Select from the records below every line that has the word "Points" in it.

[Excerpts from an interface dataset]

######

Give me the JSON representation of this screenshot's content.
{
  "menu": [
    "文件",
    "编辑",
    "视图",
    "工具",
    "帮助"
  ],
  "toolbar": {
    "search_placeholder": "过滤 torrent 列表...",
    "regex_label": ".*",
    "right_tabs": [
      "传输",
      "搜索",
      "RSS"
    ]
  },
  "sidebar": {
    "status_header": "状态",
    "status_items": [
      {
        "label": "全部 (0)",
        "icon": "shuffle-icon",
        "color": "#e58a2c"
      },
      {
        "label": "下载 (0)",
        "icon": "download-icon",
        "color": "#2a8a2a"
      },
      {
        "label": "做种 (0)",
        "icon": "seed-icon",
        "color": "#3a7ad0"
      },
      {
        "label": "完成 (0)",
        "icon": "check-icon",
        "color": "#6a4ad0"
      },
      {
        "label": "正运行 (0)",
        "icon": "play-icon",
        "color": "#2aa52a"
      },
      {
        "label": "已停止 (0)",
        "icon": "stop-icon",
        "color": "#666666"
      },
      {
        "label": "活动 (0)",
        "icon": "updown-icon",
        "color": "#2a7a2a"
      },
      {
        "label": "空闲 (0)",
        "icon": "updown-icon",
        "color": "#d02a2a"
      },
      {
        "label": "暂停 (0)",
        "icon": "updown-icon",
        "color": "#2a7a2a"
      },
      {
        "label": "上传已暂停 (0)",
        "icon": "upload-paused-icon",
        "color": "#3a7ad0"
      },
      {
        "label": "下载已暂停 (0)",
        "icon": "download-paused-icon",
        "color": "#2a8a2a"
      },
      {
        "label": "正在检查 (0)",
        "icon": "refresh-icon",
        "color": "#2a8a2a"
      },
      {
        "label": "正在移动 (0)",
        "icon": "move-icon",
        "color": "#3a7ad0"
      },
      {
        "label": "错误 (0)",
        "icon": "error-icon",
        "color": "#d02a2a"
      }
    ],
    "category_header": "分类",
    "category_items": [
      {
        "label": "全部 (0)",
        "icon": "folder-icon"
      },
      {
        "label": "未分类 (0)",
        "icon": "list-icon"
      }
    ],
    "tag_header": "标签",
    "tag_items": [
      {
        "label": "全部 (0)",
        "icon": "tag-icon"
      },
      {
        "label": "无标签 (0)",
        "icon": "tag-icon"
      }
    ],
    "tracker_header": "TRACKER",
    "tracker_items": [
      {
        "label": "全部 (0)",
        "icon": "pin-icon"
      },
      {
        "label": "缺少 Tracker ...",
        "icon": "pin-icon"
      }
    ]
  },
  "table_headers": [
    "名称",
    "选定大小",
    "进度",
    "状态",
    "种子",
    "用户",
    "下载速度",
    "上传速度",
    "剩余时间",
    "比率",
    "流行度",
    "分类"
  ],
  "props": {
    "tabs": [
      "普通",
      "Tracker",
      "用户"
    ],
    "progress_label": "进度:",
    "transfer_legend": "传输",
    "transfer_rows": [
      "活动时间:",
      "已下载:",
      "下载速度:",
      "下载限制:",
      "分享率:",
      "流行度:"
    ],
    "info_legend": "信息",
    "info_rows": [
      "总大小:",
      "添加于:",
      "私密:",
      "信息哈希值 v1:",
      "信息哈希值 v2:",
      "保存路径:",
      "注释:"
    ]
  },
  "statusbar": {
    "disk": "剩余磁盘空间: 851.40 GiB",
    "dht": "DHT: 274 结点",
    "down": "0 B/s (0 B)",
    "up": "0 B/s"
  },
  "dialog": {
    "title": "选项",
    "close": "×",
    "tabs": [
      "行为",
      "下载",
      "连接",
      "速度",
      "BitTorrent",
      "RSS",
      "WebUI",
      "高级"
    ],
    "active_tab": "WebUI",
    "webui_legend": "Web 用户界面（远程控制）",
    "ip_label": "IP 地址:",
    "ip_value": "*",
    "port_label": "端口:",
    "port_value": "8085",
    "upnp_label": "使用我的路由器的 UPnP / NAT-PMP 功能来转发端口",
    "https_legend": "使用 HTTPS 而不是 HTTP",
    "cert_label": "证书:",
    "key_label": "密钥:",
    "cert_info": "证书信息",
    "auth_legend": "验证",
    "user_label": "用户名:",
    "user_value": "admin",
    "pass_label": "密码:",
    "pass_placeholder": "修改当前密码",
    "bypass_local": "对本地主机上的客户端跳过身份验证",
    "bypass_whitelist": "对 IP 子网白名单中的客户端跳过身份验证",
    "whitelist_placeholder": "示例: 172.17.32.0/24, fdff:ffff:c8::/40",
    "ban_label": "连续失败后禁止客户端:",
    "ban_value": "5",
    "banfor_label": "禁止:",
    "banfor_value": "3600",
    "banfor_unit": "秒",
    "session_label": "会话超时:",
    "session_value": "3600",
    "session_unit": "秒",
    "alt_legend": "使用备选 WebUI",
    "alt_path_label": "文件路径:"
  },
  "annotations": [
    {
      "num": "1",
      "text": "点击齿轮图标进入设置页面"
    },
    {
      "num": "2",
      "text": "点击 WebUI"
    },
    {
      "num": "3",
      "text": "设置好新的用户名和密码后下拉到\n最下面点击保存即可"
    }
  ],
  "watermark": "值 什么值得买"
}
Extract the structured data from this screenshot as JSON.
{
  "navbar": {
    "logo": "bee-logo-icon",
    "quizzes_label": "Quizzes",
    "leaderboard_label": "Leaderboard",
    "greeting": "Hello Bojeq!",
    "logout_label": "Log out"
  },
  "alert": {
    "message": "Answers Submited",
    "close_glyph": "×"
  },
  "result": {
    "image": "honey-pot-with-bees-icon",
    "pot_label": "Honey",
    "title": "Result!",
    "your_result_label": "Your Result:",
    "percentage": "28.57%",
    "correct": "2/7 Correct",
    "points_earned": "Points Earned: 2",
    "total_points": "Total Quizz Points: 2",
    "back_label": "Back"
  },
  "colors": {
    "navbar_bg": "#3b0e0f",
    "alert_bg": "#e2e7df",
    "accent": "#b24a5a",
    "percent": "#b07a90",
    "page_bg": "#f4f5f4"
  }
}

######

#### Written solution
    "points_earned": "Points Earned: 2",
    "total_points": "Total Quizz Points: 2",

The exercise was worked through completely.